>>>>>

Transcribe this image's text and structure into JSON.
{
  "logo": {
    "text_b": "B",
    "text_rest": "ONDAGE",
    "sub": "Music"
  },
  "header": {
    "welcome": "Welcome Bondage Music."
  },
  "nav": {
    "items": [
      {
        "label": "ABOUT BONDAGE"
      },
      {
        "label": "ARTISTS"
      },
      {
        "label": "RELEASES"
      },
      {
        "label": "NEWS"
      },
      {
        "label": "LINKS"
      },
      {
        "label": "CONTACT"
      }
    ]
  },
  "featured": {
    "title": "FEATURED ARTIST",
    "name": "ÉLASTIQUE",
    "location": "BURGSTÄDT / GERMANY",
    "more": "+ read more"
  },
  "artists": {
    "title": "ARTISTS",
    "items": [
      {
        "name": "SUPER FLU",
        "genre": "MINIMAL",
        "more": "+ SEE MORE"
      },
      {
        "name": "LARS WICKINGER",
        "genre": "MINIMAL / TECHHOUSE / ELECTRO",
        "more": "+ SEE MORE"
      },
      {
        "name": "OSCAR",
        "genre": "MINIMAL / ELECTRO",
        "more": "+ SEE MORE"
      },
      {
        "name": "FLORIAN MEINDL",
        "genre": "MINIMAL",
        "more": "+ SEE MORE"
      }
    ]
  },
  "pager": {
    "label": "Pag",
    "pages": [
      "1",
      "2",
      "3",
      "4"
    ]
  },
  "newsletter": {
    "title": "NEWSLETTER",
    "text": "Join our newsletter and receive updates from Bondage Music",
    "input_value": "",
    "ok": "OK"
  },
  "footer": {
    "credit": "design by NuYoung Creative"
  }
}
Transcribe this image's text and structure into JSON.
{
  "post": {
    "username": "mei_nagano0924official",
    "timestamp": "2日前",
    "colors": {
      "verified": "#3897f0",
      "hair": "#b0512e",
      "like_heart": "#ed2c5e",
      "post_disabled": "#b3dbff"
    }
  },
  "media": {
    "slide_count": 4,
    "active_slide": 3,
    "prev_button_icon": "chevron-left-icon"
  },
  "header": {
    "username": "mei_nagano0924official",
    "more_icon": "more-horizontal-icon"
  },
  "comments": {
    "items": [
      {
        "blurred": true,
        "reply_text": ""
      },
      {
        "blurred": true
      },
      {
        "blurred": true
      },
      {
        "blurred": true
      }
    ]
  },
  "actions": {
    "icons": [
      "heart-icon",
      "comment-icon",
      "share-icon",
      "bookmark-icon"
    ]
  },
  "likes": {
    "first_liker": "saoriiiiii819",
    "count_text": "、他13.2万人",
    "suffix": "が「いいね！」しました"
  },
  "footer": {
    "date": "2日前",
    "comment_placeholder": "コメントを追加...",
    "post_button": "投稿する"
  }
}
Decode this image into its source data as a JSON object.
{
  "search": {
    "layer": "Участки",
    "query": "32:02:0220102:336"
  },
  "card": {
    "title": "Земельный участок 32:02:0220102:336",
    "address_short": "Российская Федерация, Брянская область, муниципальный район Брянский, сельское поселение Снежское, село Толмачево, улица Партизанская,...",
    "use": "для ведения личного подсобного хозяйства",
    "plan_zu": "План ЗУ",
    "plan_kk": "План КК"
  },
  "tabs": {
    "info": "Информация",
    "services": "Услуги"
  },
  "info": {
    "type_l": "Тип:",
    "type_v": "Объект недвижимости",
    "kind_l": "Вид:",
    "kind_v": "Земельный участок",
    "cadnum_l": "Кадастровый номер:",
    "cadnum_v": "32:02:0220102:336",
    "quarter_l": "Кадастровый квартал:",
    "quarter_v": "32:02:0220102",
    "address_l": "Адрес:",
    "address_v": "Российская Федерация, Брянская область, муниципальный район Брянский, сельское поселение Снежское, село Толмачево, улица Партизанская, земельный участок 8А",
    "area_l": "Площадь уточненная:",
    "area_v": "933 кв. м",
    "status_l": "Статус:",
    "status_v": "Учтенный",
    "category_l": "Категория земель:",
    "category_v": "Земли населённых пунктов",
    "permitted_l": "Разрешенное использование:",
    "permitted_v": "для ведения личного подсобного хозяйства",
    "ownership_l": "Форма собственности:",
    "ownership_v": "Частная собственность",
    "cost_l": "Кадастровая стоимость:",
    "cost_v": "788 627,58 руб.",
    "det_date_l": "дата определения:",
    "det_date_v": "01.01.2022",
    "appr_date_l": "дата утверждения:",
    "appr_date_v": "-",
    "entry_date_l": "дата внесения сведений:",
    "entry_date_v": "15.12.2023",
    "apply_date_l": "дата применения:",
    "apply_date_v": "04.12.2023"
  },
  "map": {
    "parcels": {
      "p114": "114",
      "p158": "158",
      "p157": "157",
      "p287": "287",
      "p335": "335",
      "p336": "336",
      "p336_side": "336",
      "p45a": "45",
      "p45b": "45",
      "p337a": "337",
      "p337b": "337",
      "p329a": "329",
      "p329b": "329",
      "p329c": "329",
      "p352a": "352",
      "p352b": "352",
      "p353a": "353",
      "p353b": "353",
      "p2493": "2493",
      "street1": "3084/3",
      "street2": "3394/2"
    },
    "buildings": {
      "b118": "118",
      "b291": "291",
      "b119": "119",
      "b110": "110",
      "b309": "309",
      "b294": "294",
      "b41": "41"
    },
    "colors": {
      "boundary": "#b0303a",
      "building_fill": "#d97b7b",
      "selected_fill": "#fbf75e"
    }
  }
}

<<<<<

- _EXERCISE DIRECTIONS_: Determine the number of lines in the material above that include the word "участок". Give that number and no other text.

- _SOLUTION BELOW_: 3